### PROBLEM TO SOLVE
Leave out the pictures and return every entry exactly as it appears.

Web page and app entries:
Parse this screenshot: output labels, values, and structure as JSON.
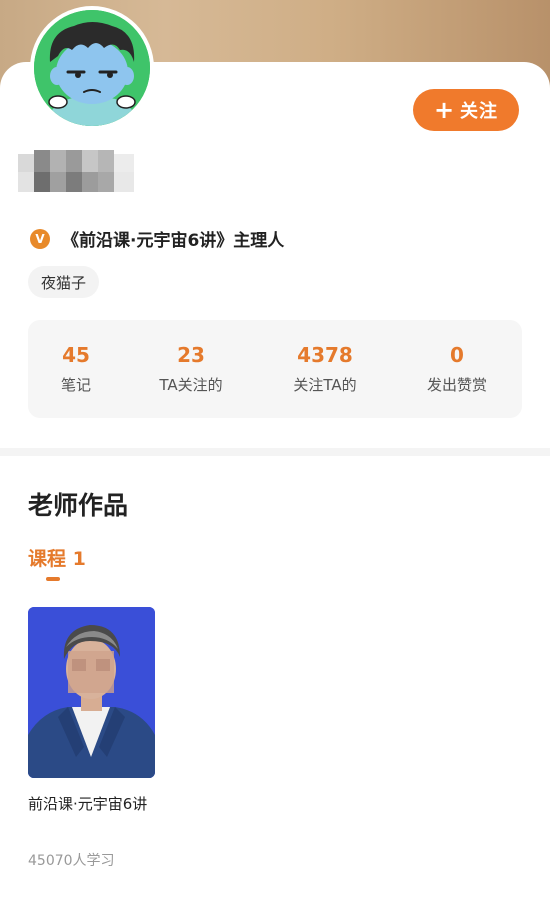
{
  "profile": {
    "follow_plus": "+",
    "follow_label": "关注",
    "verified_badge": "V",
    "role_title": "《前沿课·元宇宙6讲》主理人",
    "tag": "夜猫子"
  },
  "stats": [
    {
      "value": "45",
      "label": "笔记"
    },
    {
      "value": "23",
      "label": "TA关注的"
    },
    {
      "value": "4378",
      "label": "关注TA的"
    },
    {
      "value": "0",
      "label": "发出赞赏"
    }
  ],
  "works": {
    "section_title": "老师作品",
    "tab_label": "课程 1",
    "courses": [
      {
        "title": "前沿课·元宇宙6讲",
        "learners": "45070人学习"
      }
    ]
  },
  "colors": {
    "accent": "#f07a2c",
    "accent_text": "#e57a2c",
    "thumb_bg": "#3a4fd8",
    "avatar_bg": "#3fc46a"
  }
}
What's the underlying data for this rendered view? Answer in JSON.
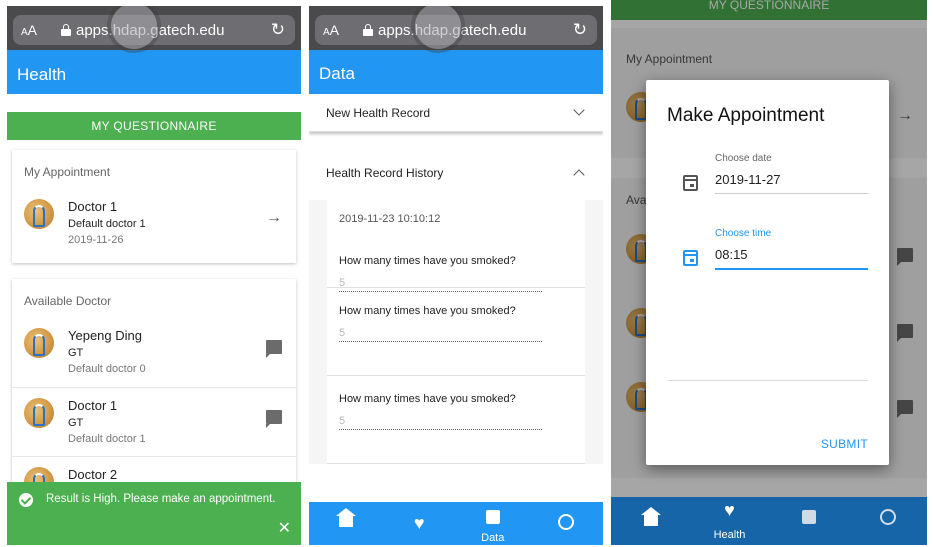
{
  "browser": {
    "text_size": "AA",
    "url": "apps.hdap.gatech.edu"
  },
  "screen1": {
    "app_title": "Health",
    "questionnaire_button": "MY QUESTIONNAIRE",
    "my_appointment": {
      "title": "My Appointment",
      "item": {
        "name": "Doctor 1",
        "desc": "Default doctor 1",
        "date": "2019-11-26"
      }
    },
    "available_doctor": {
      "title": "Available Doctor",
      "items": [
        {
          "name": "Yepeng Ding",
          "org": "GT",
          "desc": "Default doctor 0"
        },
        {
          "name": "Doctor 1",
          "org": "GT",
          "desc": "Default doctor 1"
        },
        {
          "name": "Doctor 2"
        }
      ]
    },
    "toast": {
      "message": "Result is High. Please make an appointment.",
      "close": "✕"
    }
  },
  "screen2": {
    "app_title": "Data",
    "panels": [
      {
        "label": "New Health Record"
      },
      {
        "label": "Health Record History"
      }
    ],
    "history": {
      "timestamp": "2019-11-23 10:10:12",
      "records": [
        {
          "question": "How many times have you smoked?",
          "answer": "5"
        },
        {
          "question": "How many times have you smoked?",
          "answer": "5"
        },
        {
          "question": "How many times have you smoked?",
          "answer": "5"
        }
      ]
    },
    "bottom_nav": {
      "active_label": "Data"
    }
  },
  "screen3": {
    "questionnaire_button": "MY QUESTIONNAIRE",
    "bg_my_appointment": "My Appointment",
    "bg_available": "Ava",
    "dialog": {
      "title": "Make Appointment",
      "date_label": "Choose date",
      "date_value": "2019-11-27",
      "time_label": "Choose time",
      "time_value": "08:15",
      "submit": "SUBMIT"
    },
    "bottom_nav": {
      "active_label": "Health"
    }
  },
  "colors": {
    "primary": "#2196f3",
    "success": "#4caf50"
  }
}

### RESPONSE
Parse this screenshot: output labels, values, and structure as JSON.
{
  "profile": {
    "follow_plus": "+",
    "follow_label": "关注",
    "verified_badge": "V",
    "role_title": "《前沿课·元宇宙6讲》主理人",
    "tag": "夜猫子"
  },
  "stats": [
    {
      "value": "45",
      "label": "笔记"
    },
    {
      "value": "23",
      "label": "TA关注的"
    },
    {
      "value": "4378",
      "label": "关注TA的"
    },
    {
      "value": "0",
      "label": "发出赞赏"
    }
  ],
  "works": {
    "section_title": "老师作品",
    "tab_label": "课程 1",
    "courses": [
      {
        "title": "前沿课·元宇宙6讲",
        "learners": "45070人学习"
      }
    ]
  },
  "colors": {
    "accent": "#f07a2c",
    "accent_text": "#e57a2c",
    "thumb_bg": "#3a4fd8",
    "avatar_bg": "#3fc46a"
  }
}
What's the underlying data for this rendered view? Answer in JSON.
{
  "browser": {
    "text_size": "AA",
    "url": "apps.hdap.gatech.edu"
  },
  "screen1": {
    "app_title": "Health",
    "questionnaire_button": "MY QUESTIONNAIRE",
    "my_appointment": {
      "title": "My Appointment",
      "item": {
        "name": "Doctor 1",
        "desc": "Default doctor 1",
        "date": "2019-11-26"
      }
    },
    "available_doctor": {
      "title": "Available Doctor",
      "items": [
        {
          "name": "Yepeng Ding",
          "org": "GT",
          "desc": "Default doctor 0"
        },
        {
          "name": "Doctor 1",
          "org": "GT",
          "desc": "Default doctor 1"
        },
        {
          "name": "Doctor 2"
        }
      ]
    },
    "toast": {
      "message": "Result is High. Please make an appointment.",
      "close": "✕"
    }
  },
  "screen2": {
    "app_title": "Data",
    "panels": [
      {
        "label": "New Health Record"
      },
      {
        "label": "Health Record History"
      }
    ],
    "history": {
      "timestamp": "2019-11-23 10:10:12",
      "records": [
        {
          "question": "How many times have you smoked?",
          "answer": "5"
        },
        {
          "question": "How many times have you smoked?",
          "answer": "5"
        },
        {
          "question": "How many times have you smoked?",
          "answer": "5"
        }
      ]
    },
    "bottom_nav": {
      "active_label": "Data"
    }
  },
  "screen3": {
    "questionnaire_button": "MY QUESTIONNAIRE",
    "bg_my_appointment": "My Appointment",
    "bg_available": "Ava",
    "dialog": {
      "title": "Make Appointment",
      "date_label": "Choose date",
      "date_value": "2019-11-27",
      "time_label": "Choose time",
      "time_value": "08:15",
      "submit": "SUBMIT"
    },
    "bottom_nav": {
      "active_label": "Health"
    }
  },
  "colors": {
    "primary": "#2196f3",
    "success": "#4caf50"
  }
}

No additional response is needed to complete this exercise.